#### DATA FOR REVIEW ####

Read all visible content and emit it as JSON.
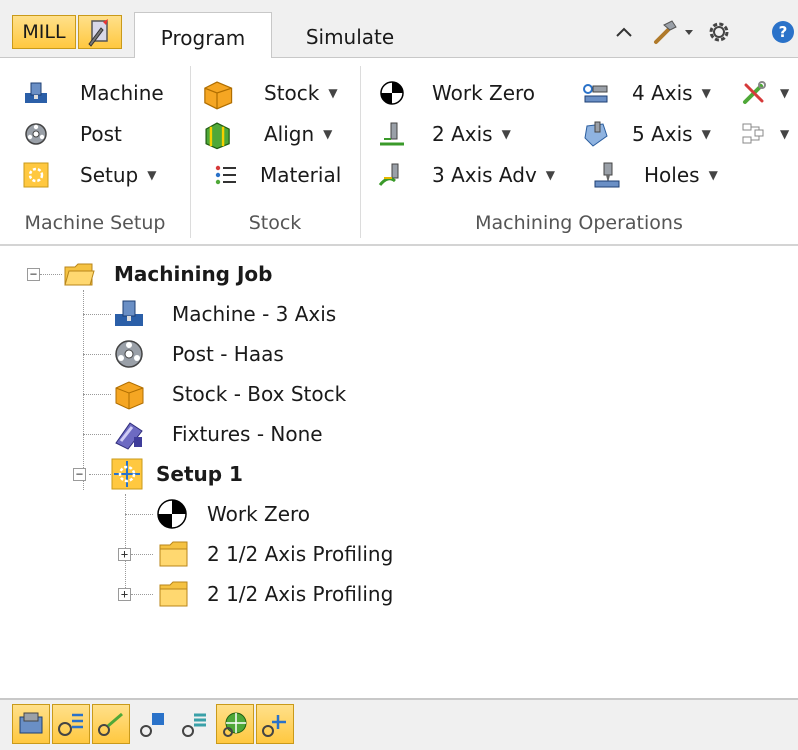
{
  "tabs": {
    "mill": "MILL",
    "program": "Program",
    "simulate": "Simulate"
  },
  "ribbon": {
    "machine_setup": {
      "label": "Machine Setup",
      "machine": "Machine",
      "post": "Post",
      "setup": "Setup"
    },
    "stock": {
      "label": "Stock",
      "stock": "Stock",
      "align": "Align",
      "material": "Material"
    },
    "machining_operations": {
      "label": "Machining Operations",
      "work_zero": "Work Zero",
      "two_axis": "2 Axis",
      "three_axis_adv": "3 Axis Adv",
      "four_axis": "4 Axis",
      "five_axis": "5 Axis",
      "holes": "Holes"
    }
  },
  "tree": {
    "root": "Machining Job",
    "machine": "Machine - 3 Axis",
    "post": "Post - Haas",
    "stock": "Stock - Box Stock",
    "fixtures": "Fixtures - None",
    "setup": "Setup 1",
    "work_zero": "Work Zero",
    "op1": "2 1/2 Axis Profiling",
    "op2": "2 1/2 Axis Profiling"
  },
  "colors": {
    "accent_yellow": "#ffc840",
    "folder": "#f5c242",
    "tab_bg": "#f0f0f0"
  }
}
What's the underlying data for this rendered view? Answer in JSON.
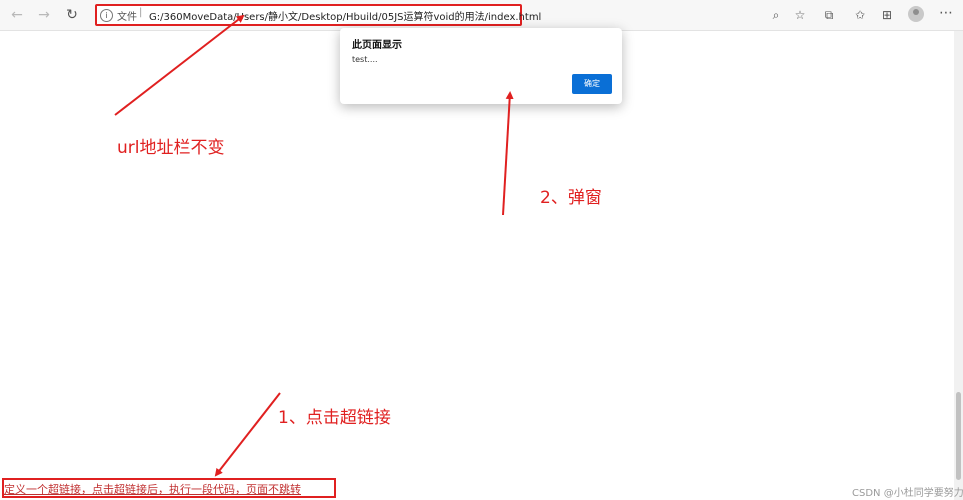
{
  "browser": {
    "address_label": "文件",
    "address_separator": "|",
    "url": "G:/360MoveData/Users/静小文/Desktop/Hbuild/05JS运算符void的用法/index.html"
  },
  "dialog": {
    "title": "此页面显示",
    "message": "test....",
    "ok_label": "确定"
  },
  "annotations": {
    "url_note": "url地址栏不变",
    "popup_note": "2、弹窗",
    "click_note": "1、点击超链接"
  },
  "page": {
    "link_text": "定义一个超链接，点击超链接后，执行一段代码，页面不跳转"
  },
  "watermark": "CSDN @小杜同学要努力",
  "colors": {
    "annotation_red": "#e02020",
    "dialog_button_blue": "#0a6fd6",
    "link_red": "#c03030"
  },
  "icons": {
    "back": "back-arrow-icon",
    "forward": "forward-arrow-icon",
    "refresh": "refresh-icon",
    "info": "info-icon",
    "zoom": "zoom-icon",
    "favorite": "add-favorite-icon",
    "extensions": "extensions-icon",
    "favorites": "favorites-icon",
    "collections": "collections-icon",
    "profile": "profile-avatar-icon",
    "menu": "more-menu-icon"
  }
}
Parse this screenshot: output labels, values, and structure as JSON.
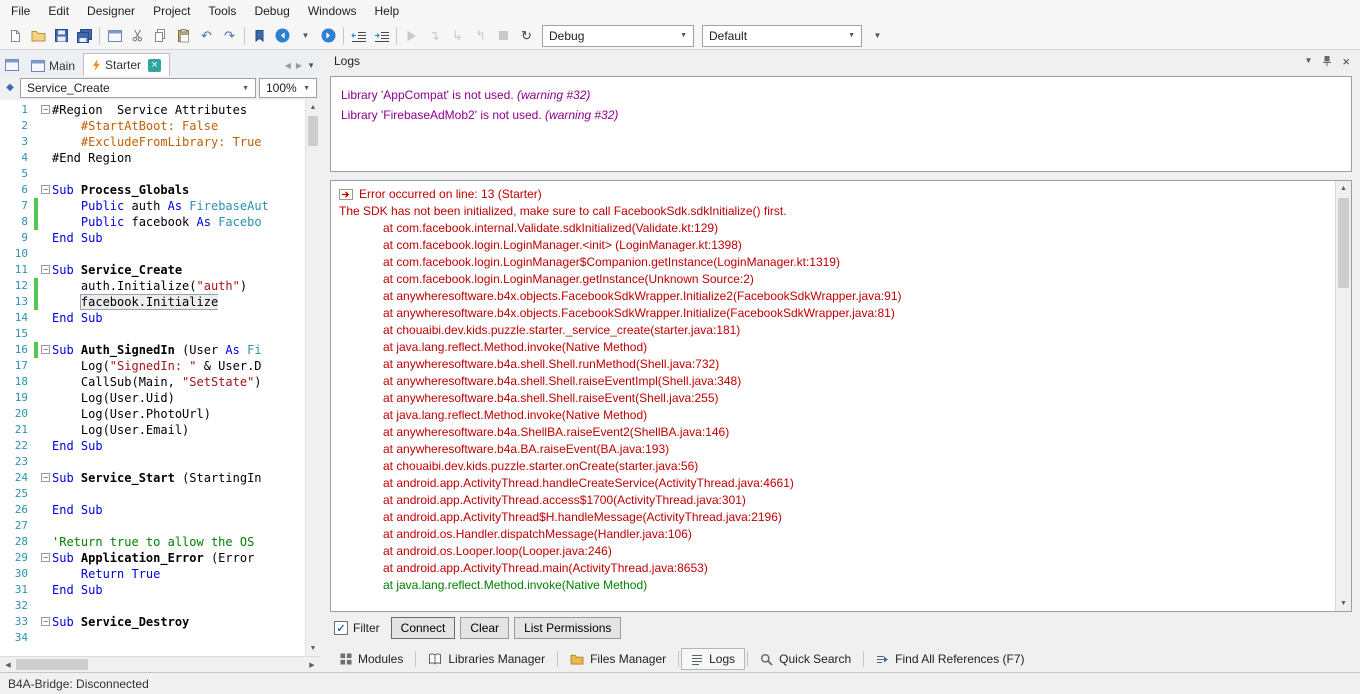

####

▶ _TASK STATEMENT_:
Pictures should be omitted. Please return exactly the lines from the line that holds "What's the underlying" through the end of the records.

▶ _EXPECTED ANSWER_:
What's the underlying data for this rendered view? Answer in JSON.
{
  "browser": {
    "address_label": "文件",
    "address_separator": "|",
    "url": "G:/360MoveData/Users/静小文/Desktop/Hbuild/05JS运算符void的用法/index.html"
  },
  "dialog": {
    "title": "此页面显示",
    "message": "test....",
    "ok_label": "确定"
  },
  "annotations": {
    "url_note": "url地址栏不变",
    "popup_note": "2、弹窗",
    "click_note": "1、点击超链接"
  },
  "page": {
    "link_text": "定义一个超链接，点击超链接后，执行一段代码，页面不跳转"
  },
  "watermark": "CSDN @小杜同学要努力",
  "colors": {
    "annotation_red": "#e02020",
    "dialog_button_blue": "#0a6fd6",
    "link_red": "#c03030"
  },
  "icons": {
    "back": "back-arrow-icon",
    "forward": "forward-arrow-icon",
    "refresh": "refresh-icon",
    "info": "info-icon",
    "zoom": "zoom-icon",
    "favorite": "add-favorite-icon",
    "extensions": "extensions-icon",
    "favorites": "favorites-icon",
    "collections": "collections-icon",
    "profile": "profile-avatar-icon",
    "menu": "more-menu-icon"
  }
}
Parse this screenshot: output labels, values, and structure as JSON.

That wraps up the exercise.